Indonesia’s Minister of Industry M.S. Hidayat, too, maintained he was fully behind both the IFEX and other related events. He said: “We are hoping that events like this one can encourage better interactions between buyers and producers and that, in turn, we will be able to increase our furniture sales value.”
Through integrated export-import facilities, regulations to ensure consistent raw material supplies, and training to improve the skill set of producers, the ministry hopes to make furniture a strategic industrial sector for the country. Furniture is currently tenth in the list of Indonesia’s top exports, after shoes, electronics, coffee, palm oil and a number of other material-intensive manufacturing sectors.
Soenoto acknowledged that, with its 118 million-strong workforce, Indonesia could really benefit from a stronger furniture sector. He said: “This is one of the most labour-intensive sectors in the country. Its expansion could only help reduce unemployment.”
According to Bustami, Indonesia’s 2013 furniture exports to Europe, the United States, Africa, Middle East and Asia totalled US$1.7 billion. He said: “This year – by establishing ourselves in the Indian and Latin America markets – we are hoping to increase our exports to US$2 billion.”
Indonesia is currently home to over 6,000 medium and small enterprises in the furniture sector. Its growing domestic market has also now led Ikea, the Swedish furniture giant, to announce plans to open its first store in the country in 2015.

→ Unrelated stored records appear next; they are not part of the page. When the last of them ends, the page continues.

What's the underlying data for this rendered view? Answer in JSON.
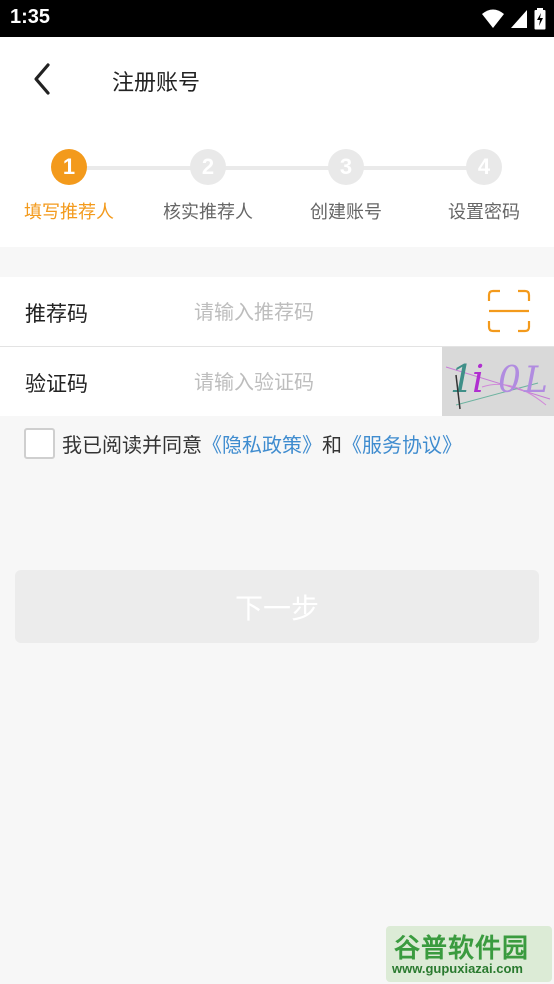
{
  "status_bar": {
    "time": "1:35"
  },
  "header": {
    "title": "注册账号"
  },
  "steps": [
    {
      "number": "1",
      "label": "填写推荐人",
      "active": true
    },
    {
      "number": "2",
      "label": "核实推荐人",
      "active": false
    },
    {
      "number": "3",
      "label": "创建账号",
      "active": false
    },
    {
      "number": "4",
      "label": "设置密码",
      "active": false
    }
  ],
  "form": {
    "referral": {
      "label": "推荐码",
      "placeholder": "请输入推荐码",
      "value": ""
    },
    "captcha": {
      "label": "验证码",
      "placeholder": "请输入验证码",
      "value": "",
      "image_text": "1i0L"
    }
  },
  "agreement": {
    "prefix": "我已阅读并同意",
    "privacy_link": "《隐私政策》",
    "conjunction": "和",
    "service_link": "《服务协议》",
    "checked": false
  },
  "next_button": {
    "label": "下一步",
    "enabled": false
  },
  "watermark": {
    "title": "谷普软件园",
    "url": "www.gupuxiazai.com"
  },
  "colors": {
    "accent": "#f39a1c",
    "link": "#3f8ccf",
    "disabled_button": "#ececec"
  }
}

Yoshua Surjo, a young entrepreneur in Jakarta, said he was looking forward to the arrival of Ikea. Like a number of other style conscious consumers in the country, he said he admired the company for the simplicity of its designs and its competitive prices.
Despite the looming competition, PT. Chitose Indonesia, one of the country’s largest office furniture producers, said it was not over-concerned about the arrival of Ikea. Simply stating its case, Yati Sudati, the company’s Overseas Director, said: “We believe we produce better quality products.”
Southeast Asia has always been a dynamic area for the furniture sector, with the majority of ASEAN member countries having large and rapidly growing furniture industries. Overall, Indonesia, Malaysia and Thailand lead the growth in the sector, while Vietnam is also beginning to make major inroads.
ASEAN Furniture Industries Council (AFIC) research suggests expansion in the market is largely due to emerging new high-growth markets – notably China, India and the Middle East. The ASEAN Free Trade Agreement (AFTA) has also helped relax trade barriers amongst ASEAN member states and has encouraged the flow of investment. It is believed that full implementation of AFTA in 2015 will further open up the Southeast Asian market, giving access to half a billion consumers.
Indonesia, with its growing domestic market, abundance of raw materials, designers and other human resources, as well as increasing support from the government, believes it is right to be optimistic about its own stake in the sector. Such self-assurance was best summed up by Soenoto, who said: “We believe in five years time, we will be able to lead the ASEAN market.”
|IFEX 2014: a springboard for Indonesia’s ambitions in the furniture sector.|
The first edition of the Indonesia International Furniture Expo, IFEX 2014, organised by UBM Asia, was held at the Jakarta International Exhibition Centre from 11-14 March 2014.
Dian Estey, Special Correspondent, Jakarta